Heard enough about Pokemon Go yet?
According to media reports, employers are seeing a dramatic but unsurprising trend: employees are being drawn into the new augmented reality game in the workplace.
In fact, the app seems to be having a serious impact, as Forbes reports that 69% percent of the readers who took the magazine’s informal six-question online poll said they played Pokémon Go at work. Some employers reportedly have banned the app/game, Boeing being the one garnering the most headlines.
The Pokemon Go craze also has some technology experts sending out dire warnings of potential workplace mayhem. According to an article at Multichannel News, the International Association of IT Asset Managers (IAITAM) believes employers must ban the app on any “corporate-owned, business-only” (COBO) phones/tablets or “bring-your-own-device” (BYOD) phones/tablets with direct access to sensitive corporate information and accounts.
“Frankly, the truth is that Pokemon Go is a nightmare for companies that want to keep their email and cloud-based information secure,” IATAM CEO Barbara Rembiesa told Multichannel News.
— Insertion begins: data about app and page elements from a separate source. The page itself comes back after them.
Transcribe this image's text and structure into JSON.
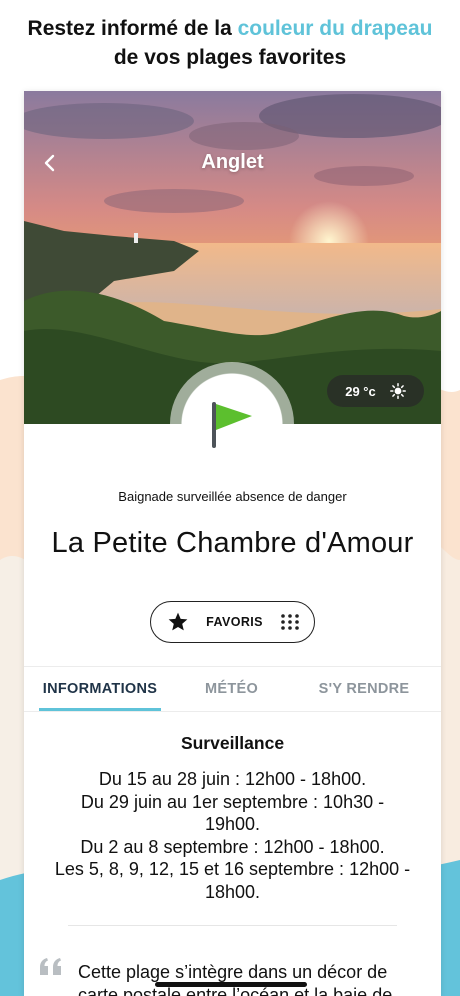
{
  "headline": {
    "line1_before": "Restez informé de la ",
    "line1_accent": "couleur du drapeau",
    "line2": "de vos plages favorites"
  },
  "hero": {
    "location": "Anglet",
    "temperature": "29 °c",
    "weather_icon": "sun-icon",
    "back_icon": "chevron-left-icon"
  },
  "flag": {
    "color": "#5cbf2e",
    "icon": "flag-icon"
  },
  "beach": {
    "status": "Baignade surveillée absence de danger",
    "name": "La Petite Chambre d'Amour"
  },
  "favorite_button": {
    "label": "FAVORIS",
    "icon": "star-icon",
    "handle_icon": "grip-dots-icon"
  },
  "tabs": [
    {
      "label": "INFORMATIONS",
      "active": true
    },
    {
      "label": "MÉTÉO",
      "active": false
    },
    {
      "label": "S'Y RENDRE",
      "active": false
    }
  ],
  "surveillance": {
    "title": "Surveillance",
    "lines": [
      "Du 15 au 28 juin : 12h00 - 18h00.",
      "Du 29 juin au 1er septembre : 10h30 -",
      "19h00.",
      "Du 2 au 8 septembre : 12h00 - 18h00.",
      "Les 5, 8, 9, 12, 15 et 16 septembre : 12h00 -",
      "18h00."
    ]
  },
  "description": {
    "icon": "quote-icon",
    "text": "Cette plage s’intègre dans un décor de carte postale entre l’océan et la baie de"
  },
  "colors": {
    "accent": "#5fc3d9",
    "tab_active": "#1f3347",
    "tab_inactive": "#8d959c",
    "flag_green": "#5cbf2e"
  }
}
With that, and given the novelty of the phenomenon and its unique combination of virtual and real-world elements, HR leaders and business line managers clearly run the risk of being unprepared to manage workplace game play as well as resulting legal Pokemon Go potholes, according to Philippe Weiss, Chicago-based lawyer at Seyfarth Shaw.
Weiss, who serves as managing director of Seyfarth Shaw at Work, the firm’s dedicated compliance services and training subsidiary, outlines a few of the larger concerns and emerging risk areas based on the experience of some Seyfarth Shaw at Work clients.
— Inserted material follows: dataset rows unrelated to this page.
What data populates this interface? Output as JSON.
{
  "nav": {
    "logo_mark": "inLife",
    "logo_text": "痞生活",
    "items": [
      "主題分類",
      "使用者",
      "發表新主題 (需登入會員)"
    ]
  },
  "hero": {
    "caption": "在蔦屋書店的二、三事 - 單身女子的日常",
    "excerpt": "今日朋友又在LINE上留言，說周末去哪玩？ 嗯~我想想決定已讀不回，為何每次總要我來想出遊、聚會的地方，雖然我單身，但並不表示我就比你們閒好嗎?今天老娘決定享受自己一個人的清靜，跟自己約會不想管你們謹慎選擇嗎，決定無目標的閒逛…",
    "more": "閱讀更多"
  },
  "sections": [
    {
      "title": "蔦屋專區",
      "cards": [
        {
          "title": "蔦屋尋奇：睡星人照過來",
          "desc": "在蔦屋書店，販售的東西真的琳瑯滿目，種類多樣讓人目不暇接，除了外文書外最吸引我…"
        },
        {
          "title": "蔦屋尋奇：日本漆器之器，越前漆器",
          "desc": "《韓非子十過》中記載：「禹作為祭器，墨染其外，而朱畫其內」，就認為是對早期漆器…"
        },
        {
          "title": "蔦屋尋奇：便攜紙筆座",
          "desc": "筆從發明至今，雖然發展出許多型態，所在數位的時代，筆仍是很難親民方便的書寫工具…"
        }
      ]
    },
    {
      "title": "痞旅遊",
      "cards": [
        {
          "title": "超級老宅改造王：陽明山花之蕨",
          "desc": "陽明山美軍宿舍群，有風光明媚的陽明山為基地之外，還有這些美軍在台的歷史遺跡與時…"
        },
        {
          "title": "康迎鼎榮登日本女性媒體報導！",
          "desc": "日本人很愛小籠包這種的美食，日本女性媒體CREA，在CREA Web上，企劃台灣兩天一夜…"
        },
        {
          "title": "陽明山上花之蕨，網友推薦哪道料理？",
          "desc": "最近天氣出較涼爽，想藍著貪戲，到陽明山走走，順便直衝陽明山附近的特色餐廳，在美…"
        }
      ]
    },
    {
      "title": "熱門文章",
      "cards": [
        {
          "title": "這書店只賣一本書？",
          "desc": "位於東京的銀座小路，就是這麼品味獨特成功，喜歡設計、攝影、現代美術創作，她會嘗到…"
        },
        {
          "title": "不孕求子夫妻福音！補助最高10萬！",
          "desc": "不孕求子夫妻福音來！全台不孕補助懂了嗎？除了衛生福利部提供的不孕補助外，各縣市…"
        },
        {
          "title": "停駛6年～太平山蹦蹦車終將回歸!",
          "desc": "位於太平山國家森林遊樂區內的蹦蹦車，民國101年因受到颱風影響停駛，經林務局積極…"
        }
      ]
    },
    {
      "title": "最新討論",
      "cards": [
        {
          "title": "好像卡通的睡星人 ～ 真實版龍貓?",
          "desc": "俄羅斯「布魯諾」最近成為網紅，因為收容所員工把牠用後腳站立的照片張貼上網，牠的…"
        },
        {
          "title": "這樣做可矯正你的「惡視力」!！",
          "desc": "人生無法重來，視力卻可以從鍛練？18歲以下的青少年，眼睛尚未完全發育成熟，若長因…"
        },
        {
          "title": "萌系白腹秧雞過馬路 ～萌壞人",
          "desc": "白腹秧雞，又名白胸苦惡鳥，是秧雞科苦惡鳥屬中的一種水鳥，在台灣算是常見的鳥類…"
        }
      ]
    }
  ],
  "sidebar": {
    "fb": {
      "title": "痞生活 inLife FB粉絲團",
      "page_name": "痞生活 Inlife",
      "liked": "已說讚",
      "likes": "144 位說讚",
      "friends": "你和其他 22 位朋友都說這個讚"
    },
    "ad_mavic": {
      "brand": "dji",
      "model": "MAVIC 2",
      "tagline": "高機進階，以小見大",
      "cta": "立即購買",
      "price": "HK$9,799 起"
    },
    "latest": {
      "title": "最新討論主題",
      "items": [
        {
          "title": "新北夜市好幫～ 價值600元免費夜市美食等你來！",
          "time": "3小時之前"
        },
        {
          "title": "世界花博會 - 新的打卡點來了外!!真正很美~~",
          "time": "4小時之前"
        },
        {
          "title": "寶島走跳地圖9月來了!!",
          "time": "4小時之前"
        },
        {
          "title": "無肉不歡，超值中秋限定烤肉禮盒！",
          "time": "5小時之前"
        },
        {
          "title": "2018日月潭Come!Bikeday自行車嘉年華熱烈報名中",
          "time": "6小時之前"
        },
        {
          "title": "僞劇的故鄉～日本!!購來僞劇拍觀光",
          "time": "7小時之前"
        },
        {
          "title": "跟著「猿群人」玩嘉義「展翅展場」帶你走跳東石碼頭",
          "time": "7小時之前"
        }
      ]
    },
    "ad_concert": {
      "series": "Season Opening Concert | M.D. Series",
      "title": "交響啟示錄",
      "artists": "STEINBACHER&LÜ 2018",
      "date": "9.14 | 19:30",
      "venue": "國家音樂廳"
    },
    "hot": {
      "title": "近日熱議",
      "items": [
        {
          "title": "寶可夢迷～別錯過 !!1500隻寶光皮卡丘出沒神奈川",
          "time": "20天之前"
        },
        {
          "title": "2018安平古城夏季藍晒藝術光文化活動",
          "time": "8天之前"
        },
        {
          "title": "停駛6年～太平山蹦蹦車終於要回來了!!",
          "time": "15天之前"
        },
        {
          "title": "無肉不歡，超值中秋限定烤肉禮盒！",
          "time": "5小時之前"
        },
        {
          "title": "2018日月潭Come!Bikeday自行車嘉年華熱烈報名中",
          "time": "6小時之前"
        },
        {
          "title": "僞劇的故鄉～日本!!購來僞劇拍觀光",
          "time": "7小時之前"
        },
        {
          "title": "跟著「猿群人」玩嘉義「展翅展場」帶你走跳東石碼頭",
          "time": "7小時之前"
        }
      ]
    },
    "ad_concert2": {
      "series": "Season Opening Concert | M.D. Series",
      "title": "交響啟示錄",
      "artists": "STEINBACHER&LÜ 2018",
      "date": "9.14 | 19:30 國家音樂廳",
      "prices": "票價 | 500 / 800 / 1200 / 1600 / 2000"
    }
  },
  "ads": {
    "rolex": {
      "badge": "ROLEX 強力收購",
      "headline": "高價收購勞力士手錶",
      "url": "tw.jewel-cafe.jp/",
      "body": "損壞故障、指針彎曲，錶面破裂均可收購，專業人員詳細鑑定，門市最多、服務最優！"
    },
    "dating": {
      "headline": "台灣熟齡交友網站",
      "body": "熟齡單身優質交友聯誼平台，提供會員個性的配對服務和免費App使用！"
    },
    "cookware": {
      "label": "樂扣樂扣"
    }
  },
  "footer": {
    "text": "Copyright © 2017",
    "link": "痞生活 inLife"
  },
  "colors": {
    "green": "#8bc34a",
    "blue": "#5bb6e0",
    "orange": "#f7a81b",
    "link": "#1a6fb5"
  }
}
Facing and responding to intruder-players (and Pokemon) on company property
Businesses face security, legal and safety risks from public players unfamiliar with your facilities. Distracted players have found themselves locked into warehouses and cemeteries after hours or trampling near sensitive R&D areas. The possibility of a painful death by Pokemon Go play – and by related lawsuits – is not simply hypothetical: already one agricultural business learned that an intrepid player had nearly fallen down one of the company's unused grain elevators while attempting to capture a screeching Golbat.
Risks due to employee play are equally real
One actuarial client reported that a staff member leaned so far out a window (in an attempt to capture a rarely appearing Pokemon in a park below) that he had to be hauled back in by a maintenance manager who thought he may have been intending to jump.
Moreover, if any employees have been recording any of their Pokemon Go play at the office, they may have created potential privacy violations by catching images of customer data or the like – all on your company-sanctioned equipment.
Players' non-stop use of Smart Phones
Weiss reiterates that if Pokemon Go-addicted employees are using company smartphones, chances are they have already violated (by several orders of magnitude) any applicable "limited personal use" restriction contained in your electronic communications policy.
"Time flies as fast as a Pidgeotto” when playing
Clients have reported that over the last week or so that morning lateness is up over 10% among certain employee groups, and that the length of employee absences for breaks and lunches are noticeably extending – all due to Pokemon Go play. Employees easily may lose their sense of time once immersed in such a clearly addictive augmented reality game, Weiss explains.
“One media company received complaints after a salesperson started a customer call by saying, ‘Sorry about the delay in getting back to you, I was catching a Caterpie! You know – Pokemon Go comes first!’” Weiss says.
With those risks as context, Weiss also offers some valuable strategies to safely manage Pokémon Go workplace perils:
Prioritize performance over Pokemon: Start watching employees' timeliness and attendance with greater attention than usual in the coming weeks. Also, follow-up on even small delays in work/task completion, while the Pokemon Go craze is still the flavor of the month. Along those lines, Weiss says pay attention to any employees walking around with gazes fixed on their smartphone screens
Train managers to know when and how to safely tell employees "Pokemon Stop!” And be sure to emphasize that managers not set the wrong example themselves, by playing Pokemon Go during work hours, for instance.
Train on Pokemon Go protocols: Give security people and managers simple scripts to use when they encounter any wandering/errant players. The key is to "respectfully reroute” players, quickly and safely, Weiss says.
Patrol possible player pathways (especially if you have outdoor facilities): Regularly check all doors, gates and access ways to unauthorized areas to confirm that they are effectively secure. And do not leave any hazards exposed. You don't want distracted players falling into a floorboard gap followed by a 30- foot drop to the sub-basement.
Use the power of your HR policies: Remind everyone at work about your electronic device policy and ask that smart phones be turned off at all meetings (“Don't cede your power to the Pokemon,” he says).
“The phenomenon is here for now, but Pokémon Go need not mean that performance stops,” Weiss says.